The European Commission says its plan to drive out ‘conventionally fuelled’ petrol and diesel cars within 40 years and replace them with ‘clean’ alternatives such as electric or hydrogen powered vehicles is necessary to save the planet.
It is vital to cut pollution and stop global warming which scientists blame on carbon dioxide (CO2) – the so-called ‘greenhouse gas’ emitted from car exhausts.
The Commission is calling for a 50 per cent shift away from conventionally fuelled cars in urban areas by 2030, phasing them out altogether in cities by 2050.
Brussels says the aim is also to achieve “essentially CO2-free movement of goods in major urban centres by 2030”.
Setting out another major goal, it adds that by 2050 Europe should “move close to zero fatalities in road transport”, with an interim target of halving all road casualties by 2020.

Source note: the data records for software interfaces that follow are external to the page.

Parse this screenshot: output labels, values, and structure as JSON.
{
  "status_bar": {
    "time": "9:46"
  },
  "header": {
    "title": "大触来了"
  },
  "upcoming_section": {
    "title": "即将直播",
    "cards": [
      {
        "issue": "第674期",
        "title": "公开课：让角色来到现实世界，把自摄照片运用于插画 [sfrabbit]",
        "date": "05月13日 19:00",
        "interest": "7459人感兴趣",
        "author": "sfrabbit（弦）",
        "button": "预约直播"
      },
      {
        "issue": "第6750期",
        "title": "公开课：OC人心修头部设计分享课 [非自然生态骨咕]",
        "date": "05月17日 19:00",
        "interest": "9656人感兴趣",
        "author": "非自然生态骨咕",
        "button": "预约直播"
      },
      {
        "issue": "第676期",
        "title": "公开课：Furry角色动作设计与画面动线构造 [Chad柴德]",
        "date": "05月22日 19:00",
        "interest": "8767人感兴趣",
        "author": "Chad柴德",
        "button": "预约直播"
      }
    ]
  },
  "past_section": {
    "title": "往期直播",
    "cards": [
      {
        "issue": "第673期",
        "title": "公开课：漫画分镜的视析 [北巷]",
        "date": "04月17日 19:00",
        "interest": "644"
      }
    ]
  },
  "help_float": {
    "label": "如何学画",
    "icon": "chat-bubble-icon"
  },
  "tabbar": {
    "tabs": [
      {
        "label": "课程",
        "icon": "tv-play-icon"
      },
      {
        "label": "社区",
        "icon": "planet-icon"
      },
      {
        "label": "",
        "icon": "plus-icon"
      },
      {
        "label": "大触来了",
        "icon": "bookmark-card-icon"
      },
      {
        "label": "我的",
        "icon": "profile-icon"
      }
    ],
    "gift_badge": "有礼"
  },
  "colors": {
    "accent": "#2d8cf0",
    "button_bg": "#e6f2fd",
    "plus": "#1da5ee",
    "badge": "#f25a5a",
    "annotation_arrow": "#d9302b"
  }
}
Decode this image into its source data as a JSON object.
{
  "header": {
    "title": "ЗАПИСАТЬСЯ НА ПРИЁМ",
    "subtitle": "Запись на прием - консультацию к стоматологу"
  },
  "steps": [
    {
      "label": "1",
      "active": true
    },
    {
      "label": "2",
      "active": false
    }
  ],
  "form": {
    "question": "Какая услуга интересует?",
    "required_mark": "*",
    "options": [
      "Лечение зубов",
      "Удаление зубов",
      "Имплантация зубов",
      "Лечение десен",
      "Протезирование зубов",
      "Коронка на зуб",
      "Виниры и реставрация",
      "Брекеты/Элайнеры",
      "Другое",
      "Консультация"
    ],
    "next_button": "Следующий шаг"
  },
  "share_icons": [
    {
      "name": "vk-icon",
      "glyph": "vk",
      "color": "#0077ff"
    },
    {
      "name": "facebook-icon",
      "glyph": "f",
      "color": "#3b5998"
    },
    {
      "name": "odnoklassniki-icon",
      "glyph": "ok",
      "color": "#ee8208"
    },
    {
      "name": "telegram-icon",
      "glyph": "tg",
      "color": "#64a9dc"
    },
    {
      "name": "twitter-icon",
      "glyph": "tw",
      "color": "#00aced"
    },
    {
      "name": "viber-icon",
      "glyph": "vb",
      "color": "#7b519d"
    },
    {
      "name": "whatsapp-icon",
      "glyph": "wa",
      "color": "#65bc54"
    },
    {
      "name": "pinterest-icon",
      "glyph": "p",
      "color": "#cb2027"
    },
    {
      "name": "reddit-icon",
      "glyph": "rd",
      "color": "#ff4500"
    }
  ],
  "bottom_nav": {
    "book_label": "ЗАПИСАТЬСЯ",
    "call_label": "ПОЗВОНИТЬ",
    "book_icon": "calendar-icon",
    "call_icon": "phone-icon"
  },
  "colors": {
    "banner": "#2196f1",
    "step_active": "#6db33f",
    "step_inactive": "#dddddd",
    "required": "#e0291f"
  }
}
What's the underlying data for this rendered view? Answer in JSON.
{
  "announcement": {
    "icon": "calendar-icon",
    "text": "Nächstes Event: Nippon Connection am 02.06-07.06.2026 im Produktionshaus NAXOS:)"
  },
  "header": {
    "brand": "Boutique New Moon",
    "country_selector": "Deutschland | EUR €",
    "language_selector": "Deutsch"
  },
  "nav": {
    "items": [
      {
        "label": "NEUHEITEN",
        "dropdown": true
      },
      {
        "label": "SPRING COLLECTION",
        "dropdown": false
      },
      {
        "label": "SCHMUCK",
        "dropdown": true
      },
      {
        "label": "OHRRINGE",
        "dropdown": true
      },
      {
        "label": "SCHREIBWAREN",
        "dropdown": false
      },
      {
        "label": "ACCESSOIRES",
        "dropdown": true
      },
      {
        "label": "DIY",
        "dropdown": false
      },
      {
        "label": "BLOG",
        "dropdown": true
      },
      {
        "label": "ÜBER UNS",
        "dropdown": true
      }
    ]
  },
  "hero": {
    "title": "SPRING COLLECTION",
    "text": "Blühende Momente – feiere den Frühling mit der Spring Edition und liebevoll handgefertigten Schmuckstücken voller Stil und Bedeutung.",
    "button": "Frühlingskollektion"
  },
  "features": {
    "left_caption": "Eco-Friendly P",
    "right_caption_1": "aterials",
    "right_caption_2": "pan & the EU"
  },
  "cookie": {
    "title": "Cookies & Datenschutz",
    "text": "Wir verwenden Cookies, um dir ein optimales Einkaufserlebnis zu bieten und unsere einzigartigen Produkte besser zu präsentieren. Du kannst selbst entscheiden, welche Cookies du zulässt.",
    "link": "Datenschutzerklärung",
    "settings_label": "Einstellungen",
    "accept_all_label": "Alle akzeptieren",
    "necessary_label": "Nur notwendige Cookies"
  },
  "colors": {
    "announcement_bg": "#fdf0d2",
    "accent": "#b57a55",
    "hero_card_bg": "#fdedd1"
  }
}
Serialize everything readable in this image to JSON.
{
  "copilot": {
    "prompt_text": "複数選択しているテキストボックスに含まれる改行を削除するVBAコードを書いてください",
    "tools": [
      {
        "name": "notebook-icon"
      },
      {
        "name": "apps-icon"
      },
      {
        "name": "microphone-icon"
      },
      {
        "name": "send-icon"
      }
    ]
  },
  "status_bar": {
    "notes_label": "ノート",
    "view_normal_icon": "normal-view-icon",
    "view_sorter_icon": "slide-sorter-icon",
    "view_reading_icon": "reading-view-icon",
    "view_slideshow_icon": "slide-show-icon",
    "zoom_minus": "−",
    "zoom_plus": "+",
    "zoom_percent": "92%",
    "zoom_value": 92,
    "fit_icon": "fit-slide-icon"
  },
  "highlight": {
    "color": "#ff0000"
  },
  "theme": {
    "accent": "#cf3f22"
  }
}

But motoring groups said it smacked of yet another assault on the motorist by authorities using ‘green’ measures as a smokescreen for more taxes and charges noting:’Drivers don’t know whether they’re coming or going with environmental measures’.
They also noted wryly that with soaring oil and pump prices and fuel taxes, motorists face being priced off the road anyway.
The measures could “dramatically reduce Europe’s dependence on imported oil and cut carbon emissions in transport by 60% by 2050”, says the Commission.
Its key goals by 2050 are: no more conventionally fuelled cars in cities; 40% use of low-carbon fuels in aviation; at least a 40% cut in shipping emissions; and a 50% shift of medium distance inter-city passenger and freight journeys from road to rail and water-borne transport.
For longer-distance travel, and intercontinental freight, air and sea travel will benefit from “new engines, fuels and traffic management systems (which) will increase efficiency and reduce emissions”, says the document.